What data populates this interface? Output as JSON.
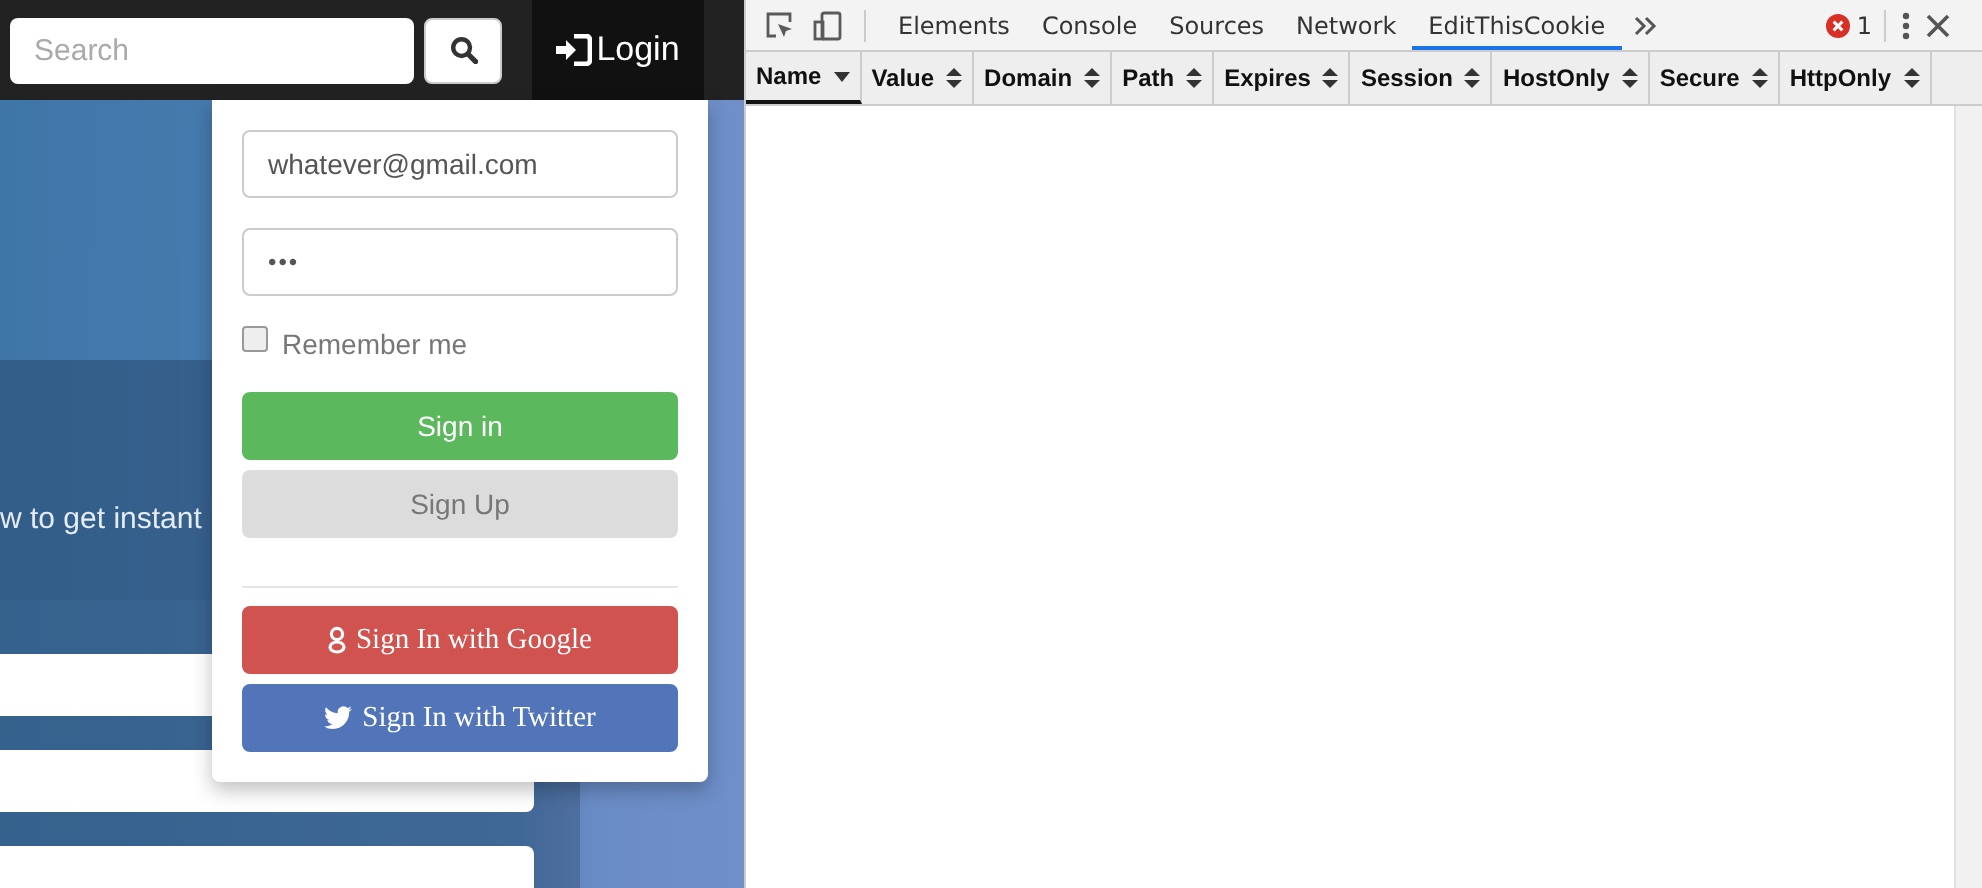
{
  "site": {
    "search": {
      "placeholder": "Search"
    },
    "login_link": "Login",
    "hero_text": "w to get instant",
    "login_form": {
      "email": "whatever@gmail.com",
      "password": "•••",
      "remember": {
        "label": "Remember me",
        "checked": false
      },
      "buttons": [
        {
          "kind": "success",
          "label": "Sign in"
        },
        {
          "kind": "default",
          "label": "Sign Up"
        },
        {
          "kind": "google",
          "label": "Sign In with Google"
        },
        {
          "kind": "twitter",
          "label": "Sign In with Twitter"
        }
      ]
    }
  },
  "devtools": {
    "tabs": [
      {
        "label": "Elements",
        "selected": false
      },
      {
        "label": "Console",
        "selected": false
      },
      {
        "label": "Sources",
        "selected": false
      },
      {
        "label": "Network",
        "selected": false
      },
      {
        "label": "EditThisCookie",
        "selected": true
      }
    ],
    "error_count": "1",
    "table": {
      "columns": [
        {
          "label": "Name",
          "sorted": true
        },
        {
          "label": "Value",
          "sorted": false
        },
        {
          "label": "Domain",
          "sorted": false
        },
        {
          "label": "Path",
          "sorted": false
        },
        {
          "label": "Expires",
          "sorted": false
        },
        {
          "label": "Session",
          "sorted": false
        },
        {
          "label": "HostOnly",
          "sorted": false
        },
        {
          "label": "Secure",
          "sorted": false
        },
        {
          "label": "HttpOnly",
          "sorted": false
        }
      ]
    }
  }
}
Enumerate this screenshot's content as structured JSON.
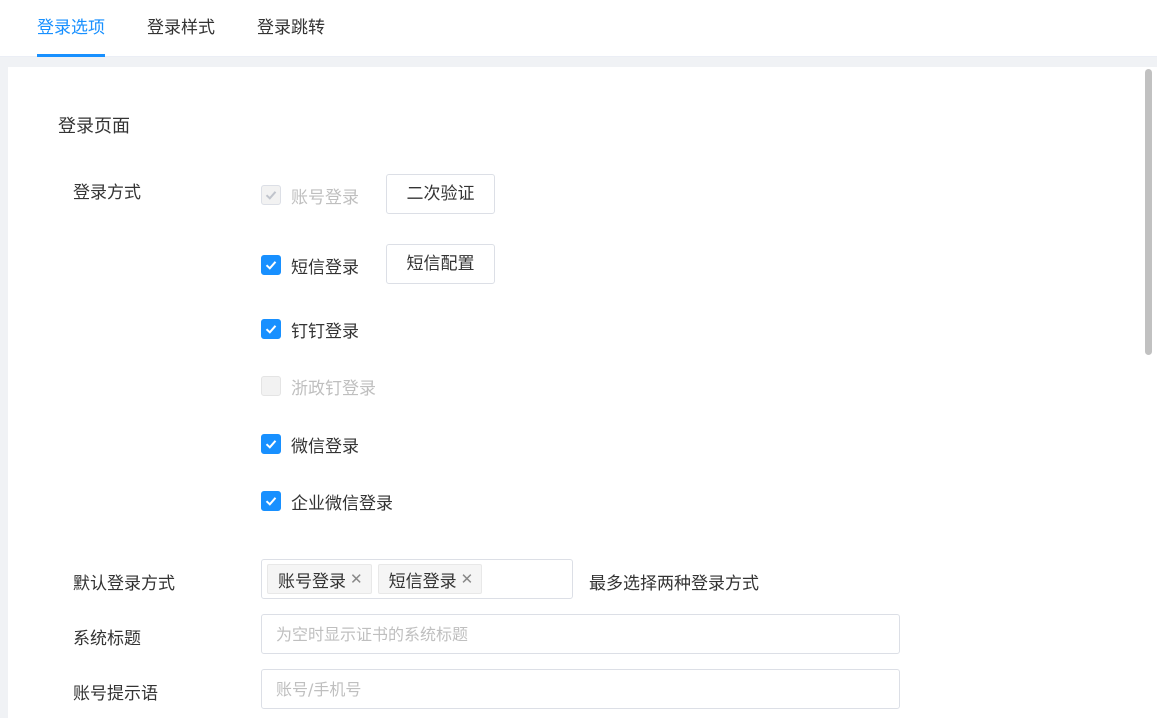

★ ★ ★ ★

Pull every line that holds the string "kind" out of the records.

» **FINISHED TASK**:
          "kind": "success",
          "kind": "default",
          "kind": "google",
          "kind": "twitter",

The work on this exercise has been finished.